Material provided
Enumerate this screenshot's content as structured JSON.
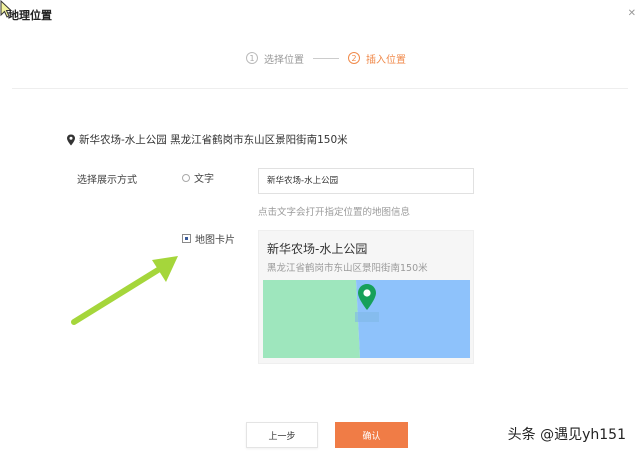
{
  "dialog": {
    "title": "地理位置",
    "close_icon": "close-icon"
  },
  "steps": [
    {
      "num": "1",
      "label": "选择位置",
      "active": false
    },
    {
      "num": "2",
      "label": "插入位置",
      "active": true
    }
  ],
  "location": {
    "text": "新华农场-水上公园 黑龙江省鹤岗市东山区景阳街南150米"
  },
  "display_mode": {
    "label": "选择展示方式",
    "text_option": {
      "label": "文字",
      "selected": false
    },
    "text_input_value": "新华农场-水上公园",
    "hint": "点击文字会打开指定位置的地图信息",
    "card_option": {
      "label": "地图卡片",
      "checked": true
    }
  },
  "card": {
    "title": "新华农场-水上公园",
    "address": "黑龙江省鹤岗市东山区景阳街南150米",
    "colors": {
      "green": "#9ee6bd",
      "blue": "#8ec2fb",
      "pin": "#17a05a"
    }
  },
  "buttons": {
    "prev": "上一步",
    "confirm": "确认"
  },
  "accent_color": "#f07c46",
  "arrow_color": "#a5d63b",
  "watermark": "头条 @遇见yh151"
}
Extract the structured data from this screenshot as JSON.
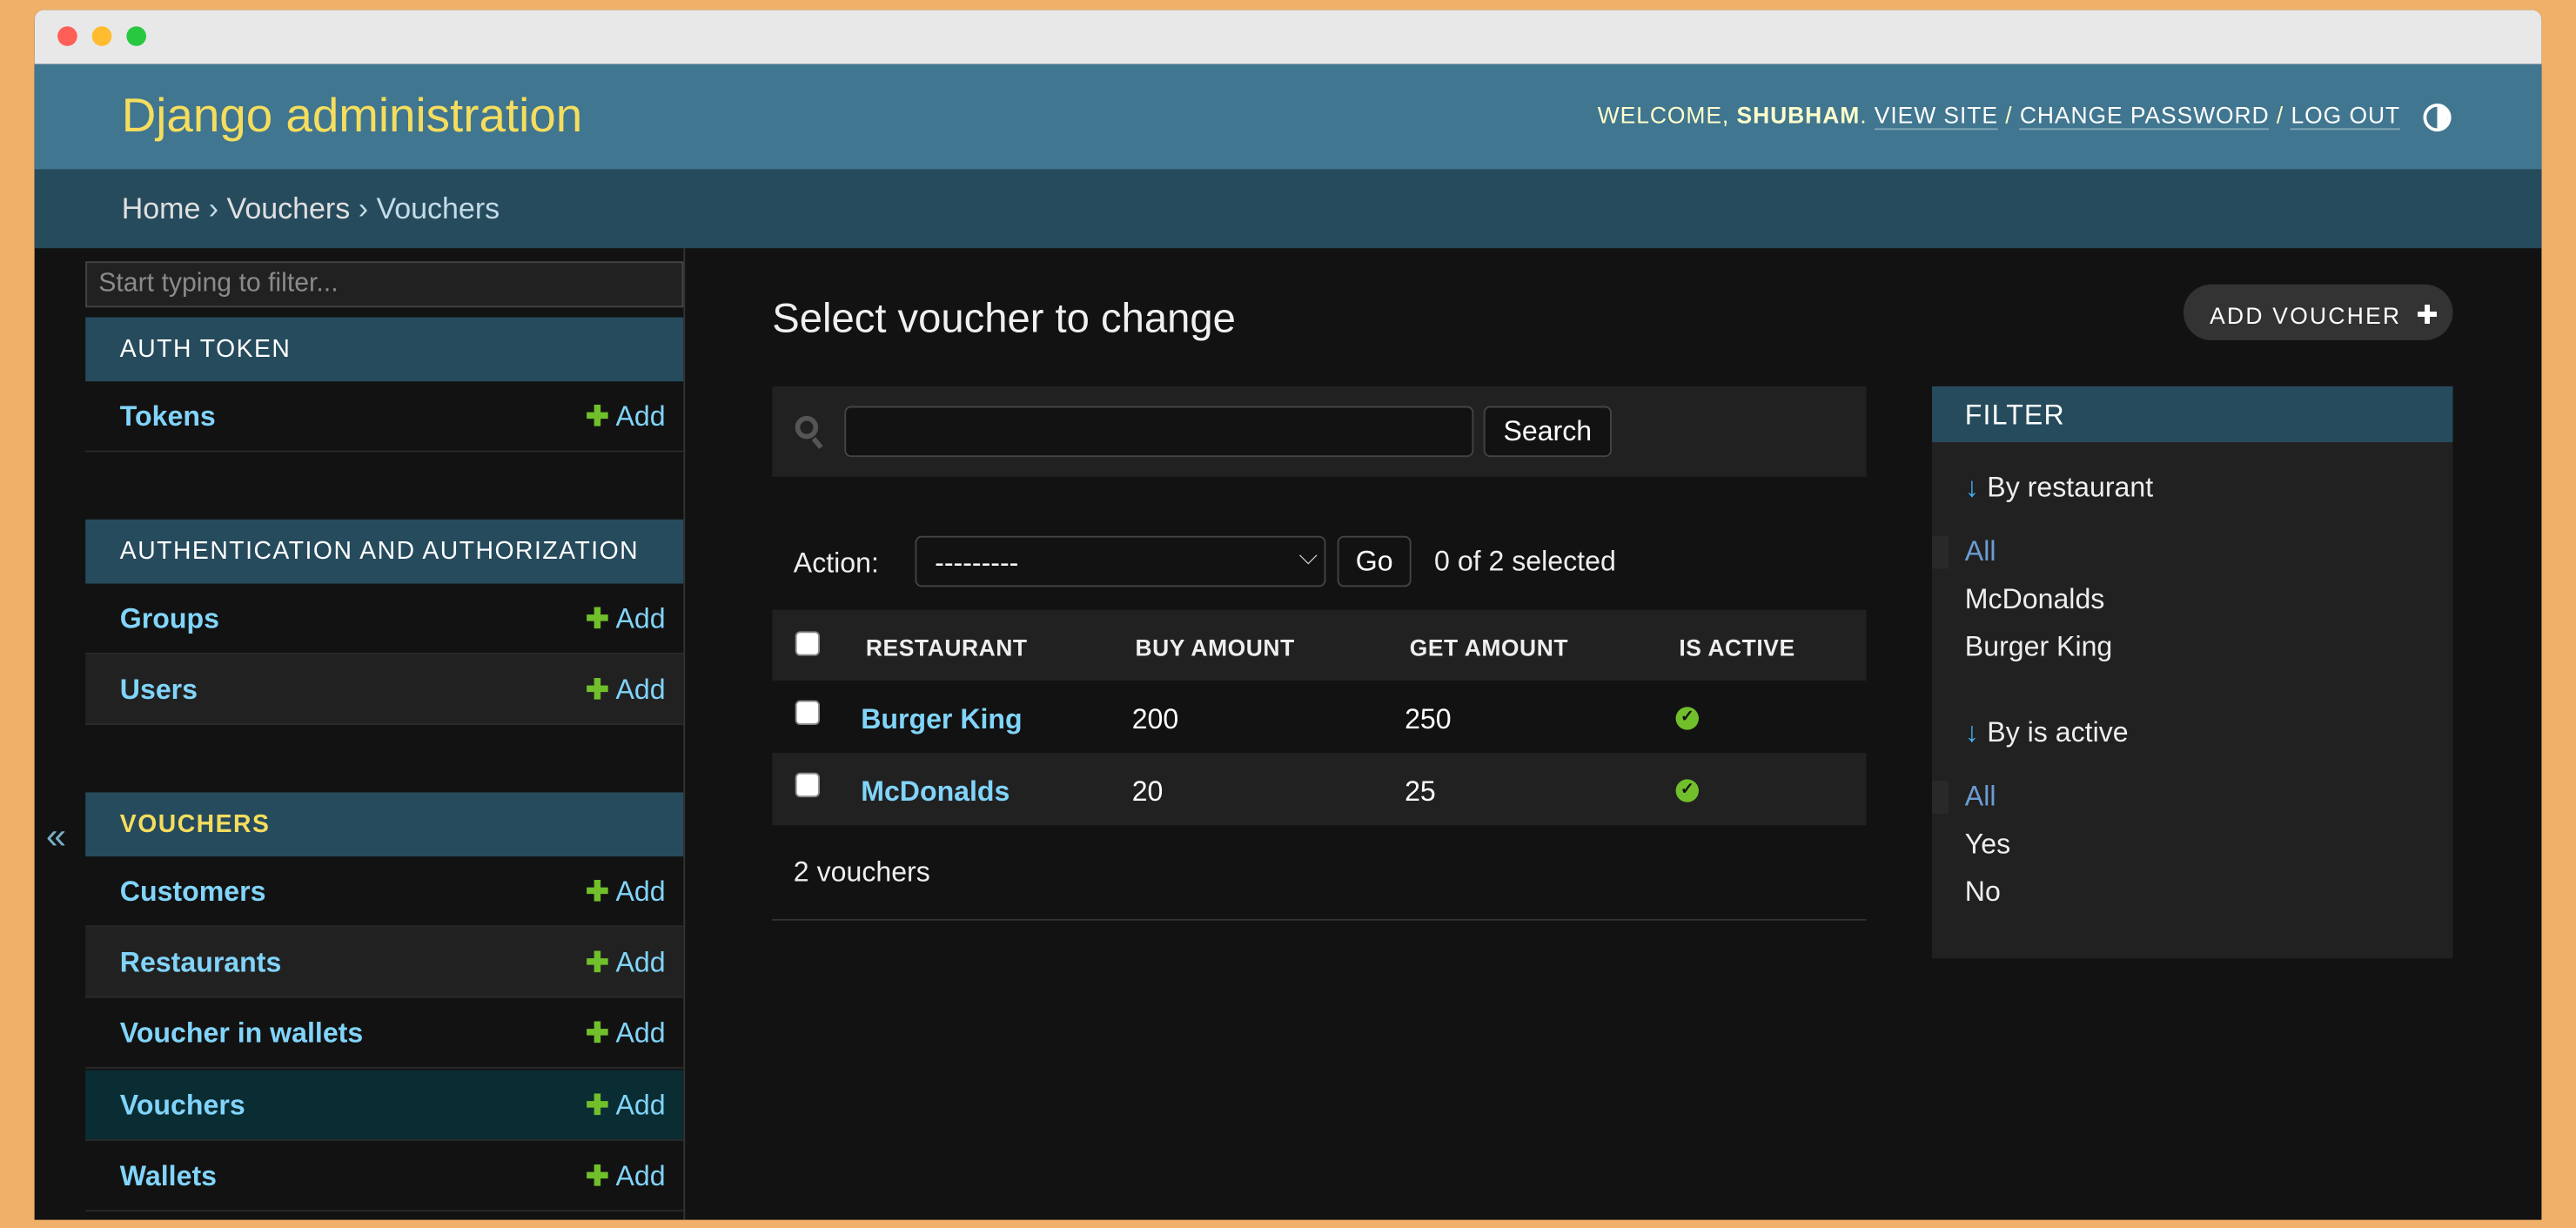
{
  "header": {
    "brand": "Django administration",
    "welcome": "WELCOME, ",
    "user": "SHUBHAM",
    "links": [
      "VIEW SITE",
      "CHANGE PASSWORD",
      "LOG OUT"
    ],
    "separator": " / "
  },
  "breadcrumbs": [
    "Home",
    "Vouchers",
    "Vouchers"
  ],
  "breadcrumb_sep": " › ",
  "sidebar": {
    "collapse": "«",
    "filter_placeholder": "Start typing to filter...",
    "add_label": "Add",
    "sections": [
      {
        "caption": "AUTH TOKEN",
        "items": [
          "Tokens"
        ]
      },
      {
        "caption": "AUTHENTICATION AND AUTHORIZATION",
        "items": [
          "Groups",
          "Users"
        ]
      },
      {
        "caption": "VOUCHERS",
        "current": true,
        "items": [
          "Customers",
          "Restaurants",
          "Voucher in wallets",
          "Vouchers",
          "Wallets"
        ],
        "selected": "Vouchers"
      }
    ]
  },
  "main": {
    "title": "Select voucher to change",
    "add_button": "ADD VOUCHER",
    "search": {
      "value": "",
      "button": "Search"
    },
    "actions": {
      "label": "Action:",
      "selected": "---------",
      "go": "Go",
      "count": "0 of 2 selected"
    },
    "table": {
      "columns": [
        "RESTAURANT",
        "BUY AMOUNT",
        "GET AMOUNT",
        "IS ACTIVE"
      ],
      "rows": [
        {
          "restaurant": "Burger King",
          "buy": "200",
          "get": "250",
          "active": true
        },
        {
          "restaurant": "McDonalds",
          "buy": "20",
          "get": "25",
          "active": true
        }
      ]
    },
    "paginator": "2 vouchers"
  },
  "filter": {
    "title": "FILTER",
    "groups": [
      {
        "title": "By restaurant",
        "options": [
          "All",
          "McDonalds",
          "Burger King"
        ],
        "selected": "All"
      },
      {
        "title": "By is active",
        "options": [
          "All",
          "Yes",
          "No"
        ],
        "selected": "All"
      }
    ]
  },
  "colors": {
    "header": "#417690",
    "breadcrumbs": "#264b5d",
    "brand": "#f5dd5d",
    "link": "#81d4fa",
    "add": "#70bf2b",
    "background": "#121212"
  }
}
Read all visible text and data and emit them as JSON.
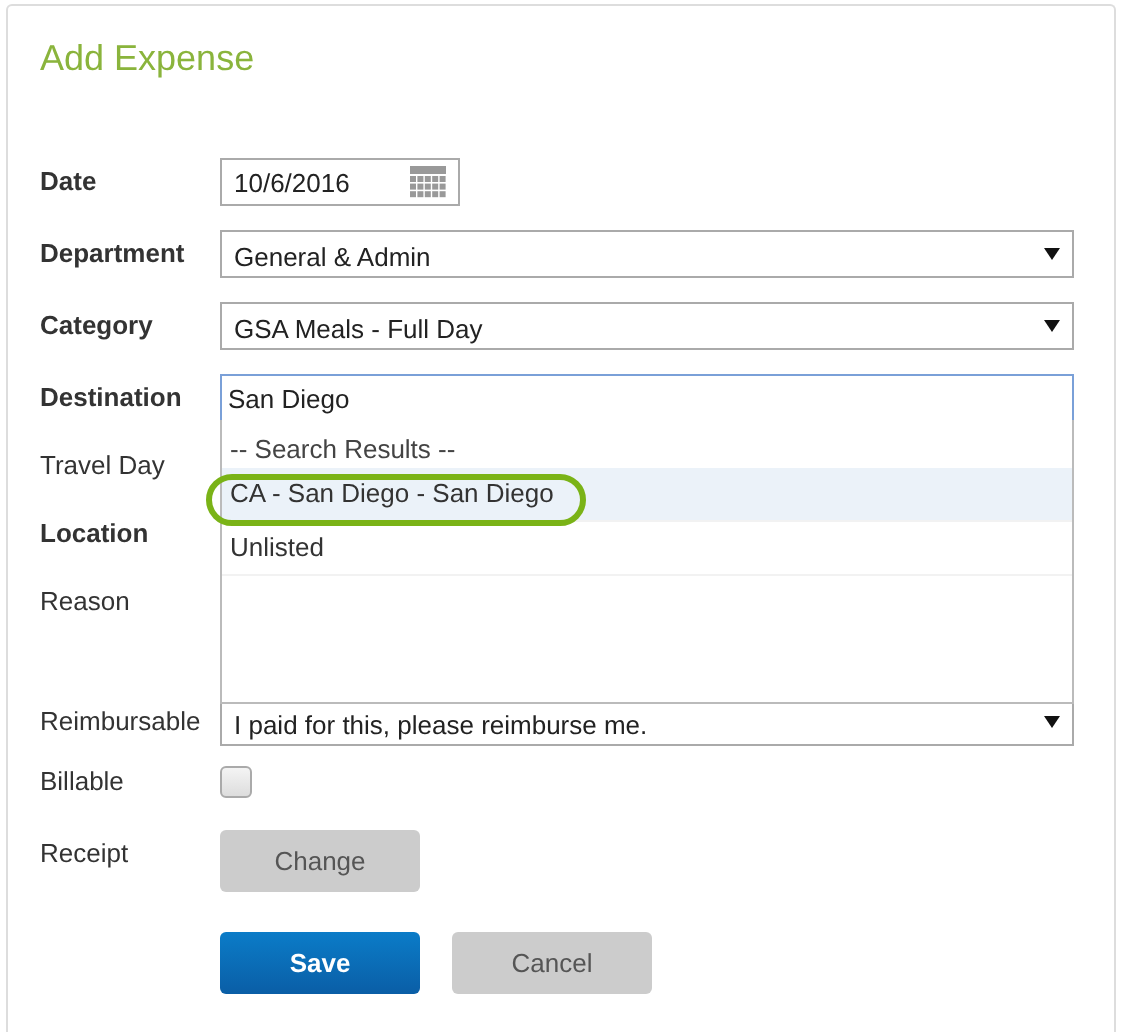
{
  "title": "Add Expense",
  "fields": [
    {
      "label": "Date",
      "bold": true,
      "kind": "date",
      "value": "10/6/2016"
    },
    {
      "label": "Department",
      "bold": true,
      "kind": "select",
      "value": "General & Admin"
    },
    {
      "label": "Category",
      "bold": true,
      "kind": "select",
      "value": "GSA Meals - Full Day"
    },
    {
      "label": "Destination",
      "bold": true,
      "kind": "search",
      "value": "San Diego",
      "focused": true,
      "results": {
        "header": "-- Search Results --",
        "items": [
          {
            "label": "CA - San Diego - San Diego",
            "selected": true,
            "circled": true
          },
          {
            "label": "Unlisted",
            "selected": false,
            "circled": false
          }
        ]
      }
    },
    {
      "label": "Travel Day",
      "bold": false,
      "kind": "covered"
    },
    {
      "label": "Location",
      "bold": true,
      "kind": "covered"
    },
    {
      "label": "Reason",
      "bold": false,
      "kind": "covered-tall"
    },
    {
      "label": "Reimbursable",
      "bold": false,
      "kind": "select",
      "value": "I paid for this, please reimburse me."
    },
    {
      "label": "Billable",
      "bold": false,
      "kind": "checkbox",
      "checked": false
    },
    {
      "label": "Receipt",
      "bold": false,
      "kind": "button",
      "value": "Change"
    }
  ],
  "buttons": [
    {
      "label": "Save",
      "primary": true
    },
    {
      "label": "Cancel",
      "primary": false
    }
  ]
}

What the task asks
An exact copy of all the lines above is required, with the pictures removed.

Written solution
Enumerate this screenshot's content as structured JSON.
{
  "dialog": {
    "title": "地理位置",
    "close_icon": "close-icon"
  },
  "steps": [
    {
      "num": "1",
      "label": "选择位置",
      "active": false
    },
    {
      "num": "2",
      "label": "插入位置",
      "active": true
    }
  ],
  "location": {
    "text": "新华农场-水上公园 黑龙江省鹤岗市东山区景阳街南150米"
  },
  "display_mode": {
    "label": "选择展示方式",
    "text_option": {
      "label": "文字",
      "selected": false
    },
    "text_input_value": "新华农场-水上公园",
    "hint": "点击文字会打开指定位置的地图信息",
    "card_option": {
      "label": "地图卡片",
      "checked": true
    }
  },
  "card": {
    "title": "新华农场-水上公园",
    "address": "黑龙江省鹤岗市东山区景阳街南150米",
    "colors": {
      "green": "#9ee6bd",
      "blue": "#8ec2fb",
      "pin": "#17a05a"
    }
  },
  "buttons": {
    "prev": "上一步",
    "confirm": "确认"
  },
  "accent_color": "#f07c46",
  "arrow_color": "#a5d63b",
  "watermark": "头条 @遇见yh151"
}
Extract the structured data from this screenshot as JSON.
{
  "header": {
    "brand": "Django administration",
    "welcome": "WELCOME, ",
    "user": "SHUBHAM",
    "links": [
      "VIEW SITE",
      "CHANGE PASSWORD",
      "LOG OUT"
    ],
    "separator": " / "
  },
  "breadcrumbs": [
    "Home",
    "Vouchers",
    "Vouchers"
  ],
  "breadcrumb_sep": " › ",
  "sidebar": {
    "collapse": "«",
    "filter_placeholder": "Start typing to filter...",
    "add_label": "Add",
    "sections": [
      {
        "caption": "AUTH TOKEN",
        "items": [
          "Tokens"
        ]
      },
      {
        "caption": "AUTHENTICATION AND AUTHORIZATION",
        "items": [
          "Groups",
          "Users"
        ]
      },
      {
        "caption": "VOUCHERS",
        "current": true,
        "items": [
          "Customers",
          "Restaurants",
          "Voucher in wallets",
          "Vouchers",
          "Wallets"
        ],
        "selected": "Vouchers"
      }
    ]
  },
  "main": {
    "title": "Select voucher to change",
    "add_button": "ADD VOUCHER",
    "search": {
      "value": "",
      "button": "Search"
    },
    "actions": {
      "label": "Action:",
      "selected": "---------",
      "go": "Go",
      "count": "0 of 2 selected"
    },
    "table": {
      "columns": [
        "RESTAURANT",
        "BUY AMOUNT",
        "GET AMOUNT",
        "IS ACTIVE"
      ],
      "rows": [
        {
          "restaurant": "Burger King",
          "buy": "200",
          "get": "250",
          "active": true
        },
        {
          "restaurant": "McDonalds",
          "buy": "20",
          "get": "25",
          "active": true
        }
      ]
    },
    "paginator": "2 vouchers"
  },
  "filter": {
    "title": "FILTER",
    "groups": [
      {
        "title": "By restaurant",
        "options": [
          "All",
          "McDonalds",
          "Burger King"
        ],
        "selected": "All"
      },
      {
        "title": "By is active",
        "options": [
          "All",
          "Yes",
          "No"
        ],
        "selected": "All"
      }
    ]
  },
  "colors": {
    "header": "#417690",
    "breadcrumbs": "#264b5d",
    "brand": "#f5dd5d",
    "link": "#81d4fa",
    "add": "#70bf2b",
    "background": "#121212"
  }
}
Read all visible text and data and emit them as JSON.
{
  "title": "Add Expense",
  "fields": [
    {
      "label": "Date",
      "bold": true,
      "kind": "date",
      "value": "10/6/2016"
    },
    {
      "label": "Department",
      "bold": true,
      "kind": "select",
      "value": "General & Admin"
    },
    {
      "label": "Category",
      "bold": true,
      "kind": "select",
      "value": "GSA Meals - Full Day"
    },
    {
      "label": "Destination",
      "bold": true,
      "kind": "search",
      "value": "San Diego",
      "focused": true,
      "results": {
        "header": "-- Search Results --",
        "items": [
          {
            "label": "CA - San Diego - San Diego",
            "selected": true,
            "circled": true
          },
          {
            "label": "Unlisted",
            "selected": false,
            "circled": false
          }
        ]
      }
    },
    {
      "label": "Travel Day",
      "bold": false,
      "kind": "covered"
    },
    {
      "label": "Location",
      "bold": true,
      "kind": "covered"
    },
    {
      "label": "Reason",
      "bold": false,
      "kind": "covered-tall"
    },
    {
      "label": "Reimbursable",
      "bold": false,
      "kind": "select",
      "value": "I paid for this, please reimburse me."
    },
    {
      "label": "Billable",
      "bold": false,
      "kind": "checkbox",
      "checked": false
    },
    {
      "label": "Receipt",
      "bold": false,
      "kind": "button",
      "value": "Change"
    }
  ],
  "buttons": [
    {
      "label": "Save",
      "primary": true
    },
    {
      "label": "Cancel",
      "primary": false
    }
  ]
}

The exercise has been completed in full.